Most helpful critical review
Okay but Not Great
on December 7, 2008
There is an evil that hunts during the night. An evil so terrible that it would feast upon the flesh of humans. There are stories of these beasts, these demons; they are called the Vampyre. Hungry for flesh and the blood in our veins. Lilith, the darkest vampyre of them all, is preparing for war. And she's very hungry.
Having lost his brother Cian to Lilith's kiss, Hoyt Mac Cionaoith is charged by the Goddess Morrigan to gather his own forces. He must gather five others: The witch, the warrior, the scholar, the one of many forms, and the one he's lost.
Together, with Hoyt as the Sorcerer, the circle will be complete. Morrigan takes Hoyt to The Dance of the Gods, where he is to meet his fate. There, traveling through time, he is thrust from the mythical town of Eire, in the region of Chiarrai, in the year of 1128 to modern day New York, in the year 2006.
There he meets Glenna, the fiery Witch with red hair. He also meets his brother, the long dead Vampire and Larkin his sidekick and protector. They also save Moira and Larkin, royalty from Chiarrai.
Together, they form a circle that stands together against the most evil Vampire of all time. Lilith is bent on world domination and will stop at nothing until Morrigan's Circle is all dead...
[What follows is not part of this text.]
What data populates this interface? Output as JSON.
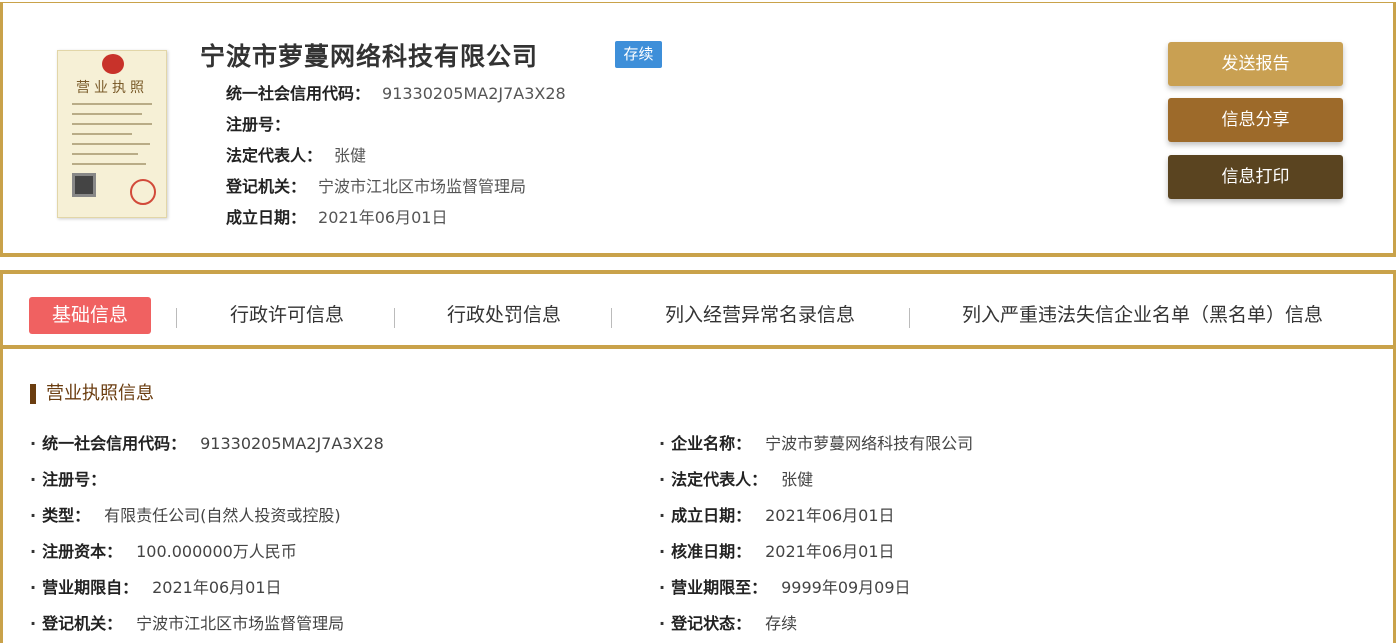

If this sounds a bit far fetched, that's because it is. This is the first book in the Circle Trilogy and Robert's first stab at all out fantasy. Though she's had fantasy and paranormal elements in her novels before, this is the first time she's strayed completely into that territory.
And boy does it show. That's not to say that Morrigan's Cross is a bad novel. Far from it. Once the novel finds it's feet somewhere after the first two hundred pages, oddly enough once Roberts leaves the fantasy setting. But rest assured, once the story gets going you're going to be hooked.
Morrigan's Cross has all the trademarks of a Nora Roberts novel that you've come to expect: Great characters, snappy dialogue, wonderful sub plots and well written sex scenes hot enough to make the pages damp. And the plus is that, once the story has found it's feet in Morrigan's Cross, there's no turning back. The next two books in the trilogy, Dance of the Gods and Valley of Silence, are incredible books that make you wish they went on forever.
But every trilogy has to start somewhere. And, for the Circle Trilogy, its starting point is Morrigan's Cross. If you don't like it at first, keep reading. It gets better, I promise.